When this happens, the individual who is seeking relief can turn to the Wisconsin courts for assistance and protection through court orders called restraining orders and injunctions. Restraining orders, among other things, may require that the person you fear to keep a certain distance away from you, refrain from going near your home or place of work, or stay out of contact with you entirely. These are temporary documents until the court hears your request for an injunction, which has the same effect but for a longer period of time. In order to get a restraining order and an injunction, it helps to first understand how the process works.
Restraining Orders in Wausau
Under Wisconsin law, there are four types of restraining orders:
- Domestic abuse orders
- Child abuse orders
- Harassment orders
- Elder at risk orders
Domestic abuse orders are available to individuals who have been victims of domestic abuse by a person with whom they have a special relationship, such as a husband, partner, parent, adult child, boyfriend, or caregiver. Under Wisconsin law, domestic abuse includes actions intended to cause you physical harm, sexual assault, stalking, destruction of your property, or threatening to do any of these things.
A domestic violence order will order your abuser to stop abusing you, and will also order them to stay physically away from you and out of contact with you.
A child abuse order is specifically for children who have been victims of abuse. It orders their abusers to stay away from them or risk legal action or jail time. Child abuse orders are only available for minor children. Adult children who fear their parents can seek relief from a domestic abuse order.
Child abuse orders can apply when children have been physically abused, sexually abused, sexually exploited or neglected. Children can petition for these orders themselves, or a parent or legal guardian can petition on behalf of a child who is being abused.
Harassment orders are for all other types of relationships, such as friend relationships, coworkers, neighbors or even strangers. Anyone who is being harassed by another individual and who does not qualify for a domestic abuse order or a child abuse order can file for a harassment order.
Harassment is very broadly defined and includes not only actions that would cause physical harm, but also sexual assault, stalking, unwanted touching, or any other type of action that is done with the intent to harass and not another legitimate purpose.
How Do I Get A Restraining Order In Wisconsin?
Restraining orders come from the court, and you must petition your local court in order to get one.

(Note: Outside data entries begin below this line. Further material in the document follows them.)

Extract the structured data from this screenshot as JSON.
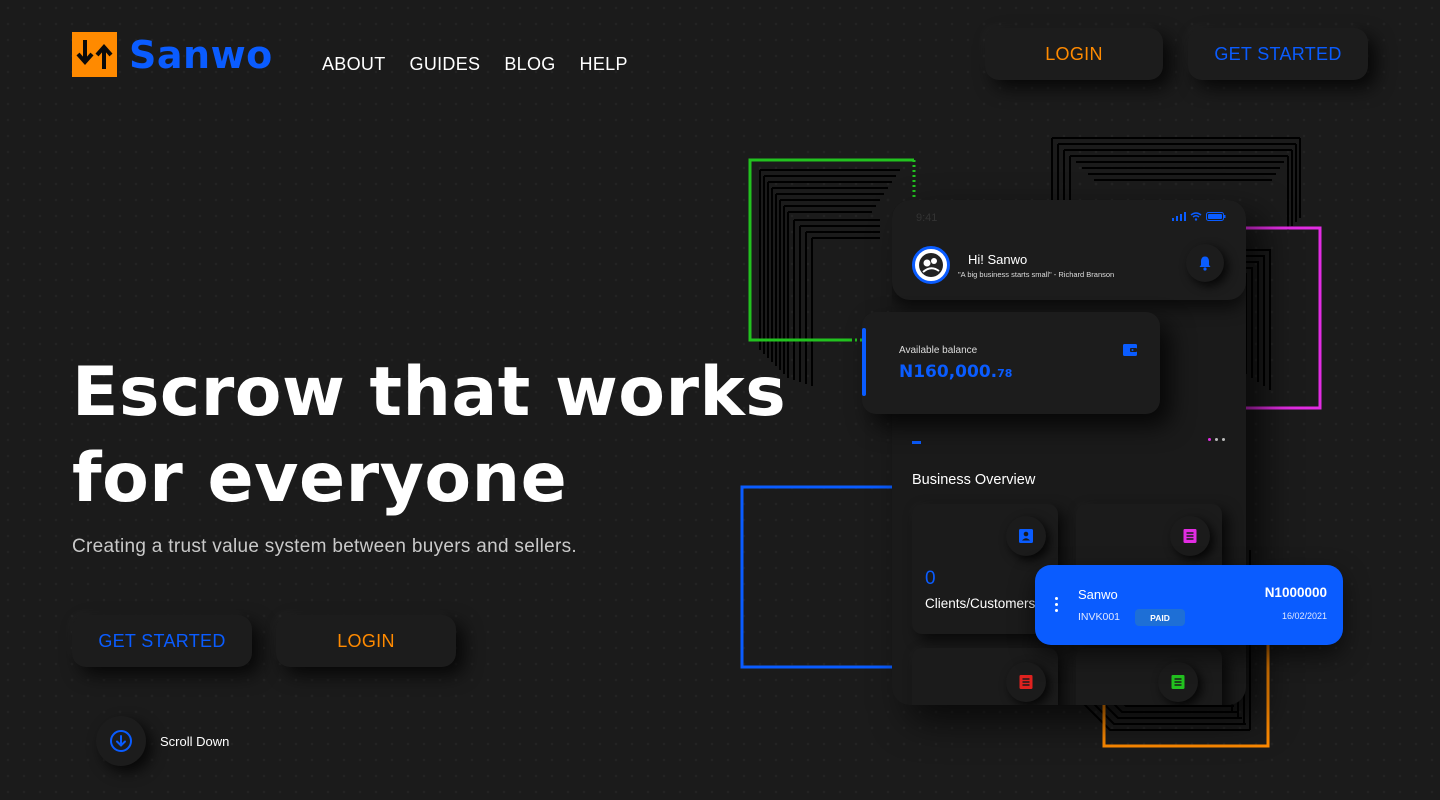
{
  "brand": {
    "name": "Sanwo",
    "logo_icon": "swap-arrows-icon",
    "color": "#0a5cff",
    "mark_color": "#ff8a00"
  },
  "nav": {
    "items": [
      "ABOUT",
      "GUIDES",
      "BLOG",
      "HELP"
    ]
  },
  "header_buttons": {
    "login": "LOGIN",
    "get_started": "GET STARTED"
  },
  "hero": {
    "title": "Escrow that works\nfor everyone",
    "subtitle": "Creating a trust value system between buyers and sellers.",
    "get_started": "GET STARTED",
    "login": "LOGIN",
    "scroll_label": "Scroll Down",
    "scroll_icon": "arrow-down-circle-icon"
  },
  "phone": {
    "status_time": "9:41",
    "greeting": "Hi! Sanwo",
    "quote": "\"A big business starts small\" - Richard Branson",
    "bell_icon": "bell-icon",
    "balance": {
      "label": "Available balance",
      "value": "N160,000.",
      "cents": "78",
      "icon": "wallet-icon"
    },
    "overview": {
      "title": "Business Overview",
      "tiles": [
        {
          "value": "0",
          "label": "Clients/Customers",
          "icon": "contact-card-icon",
          "icon_color": "#0a5cff"
        },
        {
          "value": "",
          "label": "",
          "icon": "receipt-icon",
          "icon_color": "#e22ce3"
        },
        {
          "value": "",
          "label": "",
          "icon": "receipt-icon",
          "icon_color": "#e0221f"
        },
        {
          "value": "",
          "label": "",
          "icon": "receipt-icon",
          "icon_color": "#22c21f"
        }
      ]
    }
  },
  "invoice": {
    "name": "Sanwo",
    "code": "INVK001",
    "status": "PAID",
    "amount": "N1000000",
    "date": "16/02/2021"
  },
  "colors": {
    "accent_blue": "#0a5cff",
    "accent_orange": "#ff8a00",
    "green": "#22c21f",
    "magenta": "#e22ce3",
    "background": "#1b1b1b"
  }
}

Although the three types of restraining orders vary, the process for getting them is similar for all three. First, you must fill out the necessary paperwork for requesting a restraining order, which is available on the Wisconsin court forms website.

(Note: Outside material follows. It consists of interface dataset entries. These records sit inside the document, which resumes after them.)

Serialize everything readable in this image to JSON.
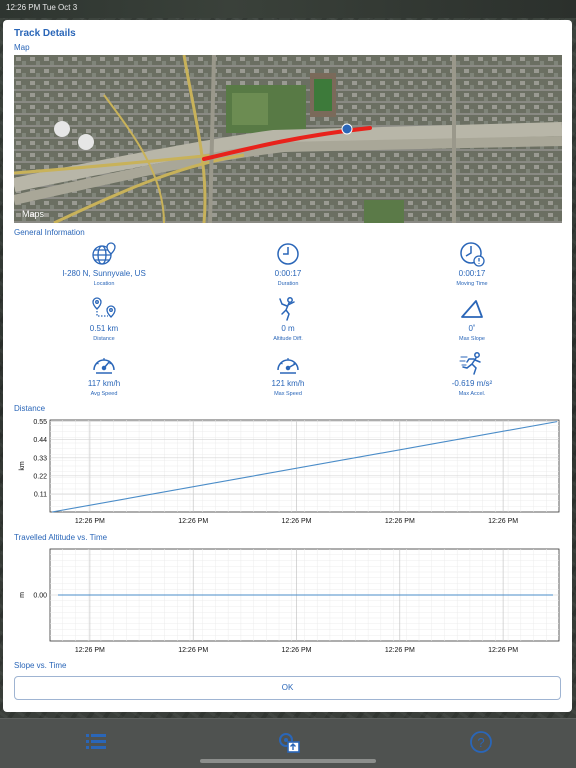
{
  "status_bar": {
    "text": "12:26 PM  Tue Oct 3"
  },
  "dialog": {
    "title": "Track Details",
    "ok_label": "OK"
  },
  "sections": {
    "map": "Map",
    "general": "General Information",
    "distance": "Distance",
    "altitude": "Travelled Altitude vs. Time",
    "slope": "Slope vs. Time"
  },
  "map": {
    "attribution": "Maps",
    "route_color": "#e8221b"
  },
  "info": [
    {
      "icon": "globe-pin-icon",
      "value": "I-280 N, Sunnyvale, US",
      "label": "Location"
    },
    {
      "icon": "clock-icon",
      "value": "0:00:17",
      "label": "Duration"
    },
    {
      "icon": "clock-alert-icon",
      "value": "0:00:17",
      "label": "Moving Time"
    },
    {
      "icon": "distance-pins-icon",
      "value": "0.51 km",
      "label": "Distance"
    },
    {
      "icon": "climber-icon",
      "value": "0 m",
      "label": "Altitude Diff."
    },
    {
      "icon": "slope-triangle-icon",
      "value": "0˚",
      "label": "Max Slope"
    },
    {
      "icon": "speedometer-icon",
      "value": "117 km/h",
      "label": "Avg Speed"
    },
    {
      "icon": "speedometer-max-icon",
      "value": "121 km/h",
      "label": "Max Speed"
    },
    {
      "icon": "runner-accel-icon",
      "value": "-0.619 m/s²",
      "label": "Max Accel."
    }
  ],
  "colors": {
    "accent": "#2a66b8",
    "line": "#4a8cc8"
  },
  "chart_data": [
    {
      "type": "line",
      "title": "Distance",
      "ylabel": "km",
      "x_ticks": [
        "12:26 PM",
        "12:26 PM",
        "12:26 PM",
        "12:26 PM",
        "12:26 PM"
      ],
      "y_ticks": [
        "0.11",
        "0.22",
        "0.33",
        "0.44",
        "0.55"
      ],
      "ylim": [
        0.0,
        0.56
      ],
      "grid": true,
      "series": [
        {
          "x": [
            0,
            1
          ],
          "values": [
            0.0,
            0.55
          ]
        }
      ]
    },
    {
      "type": "line",
      "title": "Travelled Altitude vs. Time",
      "ylabel": "m",
      "x_ticks": [
        "12:26 PM",
        "12:26 PM",
        "12:26 PM",
        "12:26 PM",
        "12:26 PM"
      ],
      "y_ticks": [
        "0.00"
      ],
      "ylim": [
        -1,
        1
      ],
      "grid": true,
      "series": [
        {
          "x": [
            0,
            1
          ],
          "values": [
            0.0,
            0.0
          ]
        }
      ]
    }
  ],
  "toolbar": {
    "icons": [
      "list-icon",
      "settings-export-icon",
      "help-icon"
    ]
  }
}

In the paperwork you will need to explain why you qualify for the order and why you are seeking it. So you will need to explain the type of abuse you have been experiencing and why you are afraid of the person you are seeking an order against. This may include detailing past abuse, or past threats, and explaining the nature of the relationship between you and your abuser.

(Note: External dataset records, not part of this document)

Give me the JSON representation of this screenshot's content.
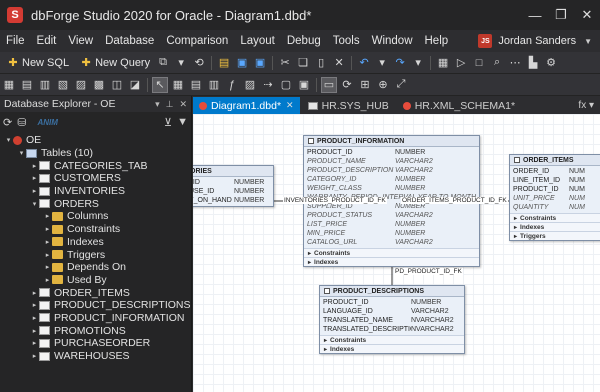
{
  "window": {
    "title": "dbForge Studio 2020 for Oracle - Diagram1.dbd*",
    "logo": "S",
    "controls": [
      "—",
      "❐",
      "✕"
    ]
  },
  "menu": [
    "File",
    "Edit",
    "View",
    "Database",
    "Comparison",
    "Layout",
    "Debug",
    "Tools",
    "Window",
    "Help"
  ],
  "user": {
    "initials": "JS",
    "name": "Jordan Sanders"
  },
  "toolbar1": {
    "new_sql": "New SQL",
    "new_query": "New Query"
  },
  "explorer": {
    "title": "Database Explorer - OE",
    "watermark": "ANIM",
    "tree": [
      {
        "label": "OE",
        "level": 0,
        "icon": "db",
        "twisty": "▾"
      },
      {
        "label": "Tables (10)",
        "level": 1,
        "icon": "tables",
        "twisty": "▾"
      },
      {
        "label": "CATEGORIES_TAB",
        "level": 2,
        "icon": "table",
        "twisty": "▸"
      },
      {
        "label": "CUSTOMERS",
        "level": 2,
        "icon": "table",
        "twisty": "▸"
      },
      {
        "label": "INVENTORIES",
        "level": 2,
        "icon": "table",
        "twisty": "▸"
      },
      {
        "label": "ORDERS",
        "level": 2,
        "icon": "table",
        "twisty": "▾"
      },
      {
        "label": "Columns",
        "level": 3,
        "icon": "folder",
        "twisty": "▸"
      },
      {
        "label": "Constraints",
        "level": 3,
        "icon": "folder",
        "twisty": "▸"
      },
      {
        "label": "Indexes",
        "level": 3,
        "icon": "folder",
        "twisty": "▸"
      },
      {
        "label": "Triggers",
        "level": 3,
        "icon": "folder",
        "twisty": "▸"
      },
      {
        "label": "Depends On",
        "level": 3,
        "icon": "folder",
        "twisty": "▸"
      },
      {
        "label": "Used By",
        "level": 3,
        "icon": "folder",
        "twisty": "▸"
      },
      {
        "label": "ORDER_ITEMS",
        "level": 2,
        "icon": "table",
        "twisty": "▸"
      },
      {
        "label": "PRODUCT_DESCRIPTIONS",
        "level": 2,
        "icon": "table",
        "twisty": "▸"
      },
      {
        "label": "PRODUCT_INFORMATION",
        "level": 2,
        "icon": "table",
        "twisty": "▸"
      },
      {
        "label": "PROMOTIONS",
        "level": 2,
        "icon": "table",
        "twisty": "▸"
      },
      {
        "label": "PURCHASEORDER",
        "level": 2,
        "icon": "table",
        "twisty": "▸"
      },
      {
        "label": "WAREHOUSES",
        "level": 2,
        "icon": "table",
        "twisty": "▸"
      }
    ]
  },
  "tabs": [
    {
      "label": "Diagram1.dbd*",
      "active": true,
      "icon": "dot"
    },
    {
      "label": "HR.SYS_HUB",
      "active": false,
      "icon": "table"
    },
    {
      "label": "HR.XML_SCHEMA1*",
      "active": false,
      "icon": "dot"
    }
  ],
  "tab_end": "fx ▾",
  "diagram": {
    "inventories": {
      "title": "ORIES",
      "columns": [
        {
          "name": "_ID",
          "type": "NUMBER"
        },
        {
          "name": "USE_ID",
          "type": "NUMBER"
        },
        {
          "name": "Y_ON_HAND",
          "type": "NUMBER"
        }
      ]
    },
    "product_information": {
      "title": "PRODUCT_INFORMATION",
      "columns": [
        {
          "name": "PRODUCT_ID",
          "type": "NUMBER",
          "italic": false
        },
        {
          "name": "PRODUCT_NAME",
          "type": "VARCHAR2",
          "italic": true
        },
        {
          "name": "PRODUCT_DESCRIPTION",
          "type": "VARCHAR2",
          "italic": true
        },
        {
          "name": "CATEGORY_ID",
          "type": "NUMBER",
          "italic": true
        },
        {
          "name": "WEIGHT_CLASS",
          "type": "NUMBER",
          "italic": true
        },
        {
          "name": "WARRANTY_PERIOD",
          "type": "INTERVAL YEAR TO MONTH",
          "italic": true
        },
        {
          "name": "SUPPLIER_ID",
          "type": "NUMBER",
          "italic": true
        },
        {
          "name": "PRODUCT_STATUS",
          "type": "VARCHAR2",
          "italic": true
        },
        {
          "name": "LIST_PRICE",
          "type": "NUMBER",
          "italic": true
        },
        {
          "name": "MIN_PRICE",
          "type": "NUMBER",
          "italic": true
        },
        {
          "name": "CATALOG_URL",
          "type": "VARCHAR2",
          "italic": true
        }
      ],
      "sections": [
        "Constraints",
        "Indexes"
      ]
    },
    "order_items": {
      "title": "ORDER_ITEMS",
      "columns": [
        {
          "name": "ORDER_ID",
          "type": "NUM",
          "italic": false
        },
        {
          "name": "LINE_ITEM_ID",
          "type": "NUM",
          "italic": false
        },
        {
          "name": "PRODUCT_ID",
          "type": "NUM",
          "italic": false
        },
        {
          "name": "UNIT_PRICE",
          "type": "NUM",
          "italic": true
        },
        {
          "name": "QUANTITY",
          "type": "NUM",
          "italic": true
        }
      ],
      "sections": [
        "Constraints",
        "Indexes",
        "Triggers"
      ]
    },
    "product_descriptions": {
      "title": "PRODUCT_DESCRIPTIONS",
      "columns": [
        {
          "name": "PRODUCT_ID",
          "type": "NUMBER",
          "italic": false
        },
        {
          "name": "LANGUAGE_ID",
          "type": "VARCHAR2",
          "italic": false
        },
        {
          "name": "TRANSLATED_NAME",
          "type": "NVARCHAR2",
          "italic": false
        },
        {
          "name": "TRANSLATED_DESCRIPTION",
          "type": "NVARCHAR2",
          "italic": false
        }
      ],
      "sections": [
        "Constraints",
        "Indexes"
      ]
    },
    "relations": {
      "inv_fk": "INVENTORIES_PRODUCT_ID_FK",
      "oi_fk": "ORDER_ITEMS_PRODUCT_ID_FK",
      "pd_fk": "PD_PRODUCT_ID_FK"
    }
  }
}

After completing the paperwork you will need to take it to your local court and file the paperwork. When you file the papers, a judge will review them and may ask you additional questions about your circumstances and what is going on. If the judge believes that you are in serious danger, he or she can order a temporary restraining order that is good for 14 days until you can have a full hearing on the merits of your petition.
Whether you receive a temporary order or not, you must participate in a hearing in order to get an injunction, which is essentially a longer-term restraining order. The hearing is like a small trial. Both you and your abuser will have the opportunity to make statements about what has happened, present physical evidence or witnesses, and set forth the elements of your case.
You must go to the hearing in order to get an injunction. If you do not show up to the hearing your temporary order will expire and your petition will be denied. It is also very helpful to have a lawyer with you at the hearing in order to assist you in presenting your evidence to a judge. A lawyer can also help you to put together the best case possible before your hearing.
If you show up to a hearing without a lawyer and realize that your abuser has hired a lawyer, you should try to request a continuance, or extension, of your hearing until you have time to find a lawyer yourself. This is very important because a victim will not want to proceed against an abuser’s lawyer without help.
If, after the hearing, the judge believes that you are entitled to an order, he will issue an injunction for a set period of time, which can be up to four years or even ten years in the case of particularly violent abuse.
Disclaimer: This Article Is Not Legal Advice.
Never rely on an article for legal advice as the law frequently changes, information may not be accurate, there may be exceptions to a rule, and reliance may be detrimental. Always consult one of our experienced attorneys for competent, current, and accurate legal advice.
Wisconsin Attorneys Protecting You Through The Restraining Order Process
If you have been abused by a loved one, parent, or acquaintance, or have faced threats of abuse, it is imperative that you seek protection from the courts before the abuse gets worse, or you end up with serious and long-lasting injuries.
At Crooks, Low & Connell, S.C, our family law attorneys regularly assist victims who are attempting to navigate the restraining order process and are afraid of what might happen to them if they do not succeed. For more information or to set up an initial consultation, contact us online or at (715) 842-2291.